Work item » Each line below that contains the word "icon" must be copied.

Data for this task »
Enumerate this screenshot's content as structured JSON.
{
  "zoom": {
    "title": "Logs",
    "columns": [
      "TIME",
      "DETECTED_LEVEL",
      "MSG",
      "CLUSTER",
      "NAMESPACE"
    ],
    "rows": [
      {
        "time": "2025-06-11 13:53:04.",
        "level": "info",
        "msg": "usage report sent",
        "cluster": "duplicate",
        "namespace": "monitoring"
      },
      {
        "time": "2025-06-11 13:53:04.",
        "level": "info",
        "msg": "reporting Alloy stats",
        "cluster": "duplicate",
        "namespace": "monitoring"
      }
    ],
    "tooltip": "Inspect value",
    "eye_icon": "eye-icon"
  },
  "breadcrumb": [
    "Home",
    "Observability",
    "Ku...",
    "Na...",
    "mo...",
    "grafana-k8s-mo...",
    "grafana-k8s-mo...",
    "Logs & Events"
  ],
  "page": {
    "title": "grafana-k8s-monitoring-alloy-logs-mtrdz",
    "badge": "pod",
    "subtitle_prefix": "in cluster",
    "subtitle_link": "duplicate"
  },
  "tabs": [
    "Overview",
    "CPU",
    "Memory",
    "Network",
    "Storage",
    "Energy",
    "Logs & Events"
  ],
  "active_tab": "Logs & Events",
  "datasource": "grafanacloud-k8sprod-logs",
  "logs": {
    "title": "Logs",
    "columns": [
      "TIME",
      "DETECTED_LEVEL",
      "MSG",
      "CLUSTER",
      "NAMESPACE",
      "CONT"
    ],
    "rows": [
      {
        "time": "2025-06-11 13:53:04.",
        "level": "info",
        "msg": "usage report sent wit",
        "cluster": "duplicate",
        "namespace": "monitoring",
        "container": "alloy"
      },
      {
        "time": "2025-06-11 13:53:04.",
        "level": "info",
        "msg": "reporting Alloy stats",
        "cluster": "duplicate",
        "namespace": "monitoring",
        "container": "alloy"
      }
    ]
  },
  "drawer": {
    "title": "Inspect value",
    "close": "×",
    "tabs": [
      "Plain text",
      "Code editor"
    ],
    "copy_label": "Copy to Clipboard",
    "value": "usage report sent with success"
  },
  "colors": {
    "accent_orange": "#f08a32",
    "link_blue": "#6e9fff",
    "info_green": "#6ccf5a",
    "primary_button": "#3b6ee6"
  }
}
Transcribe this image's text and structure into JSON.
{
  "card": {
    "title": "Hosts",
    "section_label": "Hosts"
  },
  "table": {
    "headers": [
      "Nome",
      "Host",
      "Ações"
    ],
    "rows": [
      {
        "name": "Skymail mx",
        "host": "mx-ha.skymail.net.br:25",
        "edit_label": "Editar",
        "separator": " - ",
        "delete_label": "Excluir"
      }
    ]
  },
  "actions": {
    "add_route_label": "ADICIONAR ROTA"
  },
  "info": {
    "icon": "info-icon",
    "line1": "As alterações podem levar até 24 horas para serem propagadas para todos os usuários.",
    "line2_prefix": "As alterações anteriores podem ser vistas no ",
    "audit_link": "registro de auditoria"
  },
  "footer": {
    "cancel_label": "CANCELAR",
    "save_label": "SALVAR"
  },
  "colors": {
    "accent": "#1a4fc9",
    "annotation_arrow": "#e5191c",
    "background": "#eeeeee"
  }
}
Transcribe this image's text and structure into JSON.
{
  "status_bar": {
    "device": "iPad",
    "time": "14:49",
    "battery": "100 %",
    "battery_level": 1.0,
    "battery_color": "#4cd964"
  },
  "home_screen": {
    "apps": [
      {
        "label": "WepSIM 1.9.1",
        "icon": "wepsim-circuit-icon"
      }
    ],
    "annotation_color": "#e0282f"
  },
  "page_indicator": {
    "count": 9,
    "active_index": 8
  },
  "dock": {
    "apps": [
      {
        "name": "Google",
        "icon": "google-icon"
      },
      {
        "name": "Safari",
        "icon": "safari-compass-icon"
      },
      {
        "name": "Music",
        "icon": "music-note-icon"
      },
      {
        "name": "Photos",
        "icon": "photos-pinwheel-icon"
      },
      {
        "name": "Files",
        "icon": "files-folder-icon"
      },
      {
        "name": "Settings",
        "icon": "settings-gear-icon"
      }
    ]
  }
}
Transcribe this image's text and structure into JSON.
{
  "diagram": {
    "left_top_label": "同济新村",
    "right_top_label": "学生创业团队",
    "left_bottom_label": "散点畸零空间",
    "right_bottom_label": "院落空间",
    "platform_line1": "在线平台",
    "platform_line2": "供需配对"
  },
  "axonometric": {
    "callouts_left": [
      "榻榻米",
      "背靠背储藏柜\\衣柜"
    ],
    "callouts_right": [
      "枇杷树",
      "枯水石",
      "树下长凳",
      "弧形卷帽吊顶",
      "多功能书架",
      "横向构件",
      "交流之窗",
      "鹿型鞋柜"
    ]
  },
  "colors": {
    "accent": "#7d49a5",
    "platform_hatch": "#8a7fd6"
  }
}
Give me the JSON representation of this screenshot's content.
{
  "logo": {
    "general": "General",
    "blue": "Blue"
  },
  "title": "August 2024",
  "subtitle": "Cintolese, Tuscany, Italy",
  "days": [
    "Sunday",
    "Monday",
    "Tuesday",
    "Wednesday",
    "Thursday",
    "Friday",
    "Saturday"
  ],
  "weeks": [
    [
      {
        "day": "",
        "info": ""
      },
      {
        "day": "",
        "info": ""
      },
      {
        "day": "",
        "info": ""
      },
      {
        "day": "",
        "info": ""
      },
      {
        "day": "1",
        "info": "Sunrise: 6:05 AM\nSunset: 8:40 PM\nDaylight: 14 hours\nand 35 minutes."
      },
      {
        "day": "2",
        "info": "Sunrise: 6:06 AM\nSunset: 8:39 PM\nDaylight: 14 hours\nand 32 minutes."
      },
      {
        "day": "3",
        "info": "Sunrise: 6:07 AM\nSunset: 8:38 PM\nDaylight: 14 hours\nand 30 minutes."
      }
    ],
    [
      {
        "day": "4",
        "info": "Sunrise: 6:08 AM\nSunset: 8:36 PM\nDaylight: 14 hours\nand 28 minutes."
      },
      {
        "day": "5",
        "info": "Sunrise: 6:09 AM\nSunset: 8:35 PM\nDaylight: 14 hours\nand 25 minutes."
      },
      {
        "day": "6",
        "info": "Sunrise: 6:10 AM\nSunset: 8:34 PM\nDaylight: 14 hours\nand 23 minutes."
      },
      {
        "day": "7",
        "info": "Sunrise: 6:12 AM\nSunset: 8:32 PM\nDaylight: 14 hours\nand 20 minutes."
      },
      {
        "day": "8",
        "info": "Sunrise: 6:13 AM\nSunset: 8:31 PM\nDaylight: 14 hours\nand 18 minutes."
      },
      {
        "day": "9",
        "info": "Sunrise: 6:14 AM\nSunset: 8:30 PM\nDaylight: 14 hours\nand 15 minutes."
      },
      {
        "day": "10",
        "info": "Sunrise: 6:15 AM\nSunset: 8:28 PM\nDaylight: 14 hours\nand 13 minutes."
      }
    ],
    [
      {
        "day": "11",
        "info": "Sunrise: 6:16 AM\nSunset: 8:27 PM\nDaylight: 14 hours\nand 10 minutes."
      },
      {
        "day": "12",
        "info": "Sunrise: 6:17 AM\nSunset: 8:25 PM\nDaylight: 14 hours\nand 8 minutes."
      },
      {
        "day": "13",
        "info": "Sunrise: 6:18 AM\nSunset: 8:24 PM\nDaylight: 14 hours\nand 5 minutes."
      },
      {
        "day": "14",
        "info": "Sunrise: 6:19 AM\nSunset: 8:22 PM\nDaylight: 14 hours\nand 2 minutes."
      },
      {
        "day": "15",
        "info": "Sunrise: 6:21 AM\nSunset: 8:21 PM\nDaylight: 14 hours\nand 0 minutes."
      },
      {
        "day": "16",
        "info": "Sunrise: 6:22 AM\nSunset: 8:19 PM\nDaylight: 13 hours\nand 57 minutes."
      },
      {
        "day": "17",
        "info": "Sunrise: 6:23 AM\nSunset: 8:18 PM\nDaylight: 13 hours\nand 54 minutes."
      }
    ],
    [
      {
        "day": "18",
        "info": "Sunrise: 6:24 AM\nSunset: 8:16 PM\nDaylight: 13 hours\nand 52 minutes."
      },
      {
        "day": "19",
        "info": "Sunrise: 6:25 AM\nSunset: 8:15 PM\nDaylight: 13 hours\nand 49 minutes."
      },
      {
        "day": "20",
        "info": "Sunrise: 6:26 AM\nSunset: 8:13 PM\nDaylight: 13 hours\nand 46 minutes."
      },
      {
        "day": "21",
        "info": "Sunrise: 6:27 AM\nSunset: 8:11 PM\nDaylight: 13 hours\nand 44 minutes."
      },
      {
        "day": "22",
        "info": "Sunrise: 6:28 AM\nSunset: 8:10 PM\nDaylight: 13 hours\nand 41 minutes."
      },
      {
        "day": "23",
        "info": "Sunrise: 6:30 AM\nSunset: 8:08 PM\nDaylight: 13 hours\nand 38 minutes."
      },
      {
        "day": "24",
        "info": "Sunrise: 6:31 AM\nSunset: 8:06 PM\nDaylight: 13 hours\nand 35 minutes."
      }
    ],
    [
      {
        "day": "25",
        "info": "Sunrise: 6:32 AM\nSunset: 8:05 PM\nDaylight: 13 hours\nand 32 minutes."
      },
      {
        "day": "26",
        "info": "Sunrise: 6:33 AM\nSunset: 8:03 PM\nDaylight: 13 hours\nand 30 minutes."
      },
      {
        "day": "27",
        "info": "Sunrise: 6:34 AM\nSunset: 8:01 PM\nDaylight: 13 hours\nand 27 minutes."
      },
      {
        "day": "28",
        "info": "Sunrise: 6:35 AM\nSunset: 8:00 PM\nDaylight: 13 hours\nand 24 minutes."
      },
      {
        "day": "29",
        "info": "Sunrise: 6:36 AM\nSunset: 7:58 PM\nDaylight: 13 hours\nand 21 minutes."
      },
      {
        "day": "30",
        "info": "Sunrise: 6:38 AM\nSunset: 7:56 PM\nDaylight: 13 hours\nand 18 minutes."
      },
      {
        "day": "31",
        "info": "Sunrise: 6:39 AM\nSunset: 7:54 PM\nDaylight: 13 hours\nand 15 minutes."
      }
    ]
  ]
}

Solution to this task »
    "eye_icon": "eye-icon"
    "icon": "info-icon",
        "icon": "wepsim-circuit-icon"
        "icon": "google-icon"
        "icon": "safari-compass-icon"
        "icon": "music-note-icon"
        "icon": "photos-pinwheel-icon"
        "icon": "files-folder-icon"
        "icon": "settings-gear-icon"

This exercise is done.